City Council members voiced support of closing city offices to
the public on non-furlough Fridays as a way to help city staff
catch up on their work. The offices already have been and will
continue to be shut on the first and third Fridays of the month
through June 2011 due to furloughs.
City Council members voiced support of closing city offices to the public on non-furlough Fridays as a way to help city staff catch up on their work. The offices already have been and will continue to be shut on the first and third Fridays of the month through June 2011 due to furloughs.
Mayor Al Pinheiro and Council members Cat Tucker, Dion Bracco and Craig Gartman gave a thumbs-up vote in favor of the closures during the council’s goal-setting session Saturday. Pinheiro suggested the idea during a discussion on budget policies. The council will take a formal vote on the matter during its April 5 meeting.
“Obviously, my hope on this is that it will translate into greater production hours, get more accomplished and hopefully it will balance us out,” Pinheiro said Monday.
The council had discussed the idea of closing to the public on non-furlough Fridays back in 2009, when first discussing the idea of making the first and third Fridays of each month as furlough days. However, council members decided against it at the time.
City Administrator Tom Haglund said Monday that city employees’ workloads have piled up after city staff dropped from 298 people to 227 because of layoffs early last year.
“What’s important to know is that even though we reduced staff by 71, we didn’t lose a single customer,” Haglund said. “We still have 51,000 people in Gilroy.”
The city’s community development department alone lost 17 employees, including engineering and planning staff, Haglund said. Although the city has fewer development projects on its plate these days, there is plenty of work to be done on projects such as Gilroy’s new library, a habitat conservation plan and high-speed rail, he said.
If City Hall were to remain open while closing its doors to the public on Fridays, it would help community development staff catch up and better serve the developers with which they work, Haglund said.
In addition, people would still be able to meet with city staff by appointment, Councilwoman Cat Tucker said.
Councilman Perry Woodward opposed the idea of furloughs outright, one of the reasons that he gave a thumbs-down vote regarding closing city offices to the public on alternate Fridays.
“I think it’s irresponsible to be closing City Hall and irresponsible to try to find a way to make furloughs comfortable because someday furloughs are going to come to an end,” Woodward said.
Furloughs create an incentive for workers to stockpile their vacation time, as they are already getting time off work, and it creates an incentive to provide less service, he said.

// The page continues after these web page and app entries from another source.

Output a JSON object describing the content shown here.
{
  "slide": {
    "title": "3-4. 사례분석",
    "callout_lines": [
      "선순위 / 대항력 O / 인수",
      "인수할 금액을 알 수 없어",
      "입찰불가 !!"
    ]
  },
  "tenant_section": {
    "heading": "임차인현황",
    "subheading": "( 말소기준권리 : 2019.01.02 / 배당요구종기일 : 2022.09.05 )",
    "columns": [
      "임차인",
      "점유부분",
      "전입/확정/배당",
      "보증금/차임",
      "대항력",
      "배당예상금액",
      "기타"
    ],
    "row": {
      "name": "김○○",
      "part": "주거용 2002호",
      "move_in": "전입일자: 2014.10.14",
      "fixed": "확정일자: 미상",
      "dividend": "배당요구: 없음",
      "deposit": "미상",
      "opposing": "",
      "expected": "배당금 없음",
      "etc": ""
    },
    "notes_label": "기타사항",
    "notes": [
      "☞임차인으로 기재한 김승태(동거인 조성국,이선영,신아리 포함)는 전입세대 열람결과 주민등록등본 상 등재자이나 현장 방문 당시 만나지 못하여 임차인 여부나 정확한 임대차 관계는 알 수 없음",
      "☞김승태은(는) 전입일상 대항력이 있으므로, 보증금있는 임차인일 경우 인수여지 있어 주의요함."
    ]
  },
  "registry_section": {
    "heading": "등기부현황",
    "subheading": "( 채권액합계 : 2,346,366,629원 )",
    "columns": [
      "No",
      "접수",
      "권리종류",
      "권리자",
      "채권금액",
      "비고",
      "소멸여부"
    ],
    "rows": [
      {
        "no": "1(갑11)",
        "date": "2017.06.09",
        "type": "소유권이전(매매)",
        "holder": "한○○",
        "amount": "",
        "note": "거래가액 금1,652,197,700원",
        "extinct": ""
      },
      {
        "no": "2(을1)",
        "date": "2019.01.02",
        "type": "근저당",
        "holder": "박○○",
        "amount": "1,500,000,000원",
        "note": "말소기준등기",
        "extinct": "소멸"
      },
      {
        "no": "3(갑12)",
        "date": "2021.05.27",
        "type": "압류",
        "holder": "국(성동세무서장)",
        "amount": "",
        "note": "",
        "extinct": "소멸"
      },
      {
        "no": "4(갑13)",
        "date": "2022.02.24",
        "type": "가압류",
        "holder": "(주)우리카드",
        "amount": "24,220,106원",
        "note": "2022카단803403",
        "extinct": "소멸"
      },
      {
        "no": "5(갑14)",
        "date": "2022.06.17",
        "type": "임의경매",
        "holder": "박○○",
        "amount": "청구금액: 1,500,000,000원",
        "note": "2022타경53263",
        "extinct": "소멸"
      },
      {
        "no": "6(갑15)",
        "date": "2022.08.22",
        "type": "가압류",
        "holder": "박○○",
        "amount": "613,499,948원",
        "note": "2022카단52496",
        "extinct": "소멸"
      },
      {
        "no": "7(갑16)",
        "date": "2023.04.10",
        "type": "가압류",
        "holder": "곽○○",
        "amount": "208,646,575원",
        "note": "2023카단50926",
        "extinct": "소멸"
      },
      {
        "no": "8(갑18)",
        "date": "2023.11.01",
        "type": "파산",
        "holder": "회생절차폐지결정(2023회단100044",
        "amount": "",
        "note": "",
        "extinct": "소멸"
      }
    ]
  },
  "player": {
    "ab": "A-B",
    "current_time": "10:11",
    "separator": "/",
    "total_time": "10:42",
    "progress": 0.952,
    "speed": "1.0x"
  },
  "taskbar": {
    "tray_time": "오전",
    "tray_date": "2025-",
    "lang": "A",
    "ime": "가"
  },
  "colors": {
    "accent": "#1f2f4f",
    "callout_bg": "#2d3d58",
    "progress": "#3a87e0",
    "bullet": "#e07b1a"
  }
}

Instead of using furloughs, he advocated that city employees take a 10-percent pay cut and work on the same days they traditionally have worked.
Gilroy Police Chief Denise Turner said there could be challenges if the police station closed its doors to the public every Friday. For instance, it would inconvenience those who wanted to pay a fee to release impounded animals.
“I’m not really sure if we can close Fridays,” Turner said Monday. “We need to look at police operations to see if we can do that.”
She said she would work with Haglund to explore options.
Pinheiro said he has heard more complaints from residents about not remembering when furloughs are scheduled than about the furloughs themselves.
Workers in his insurance office have found that they often are more productive when they decide to work on a Saturday – when offices are closed – he said.
“It’s common knowledge that if you do that, production goes up,” he said.
Haglund also noted that closing offices on certain days is not unknown in other cities.
“It’s important to note that Gilroy is not paving new ground here,” he said.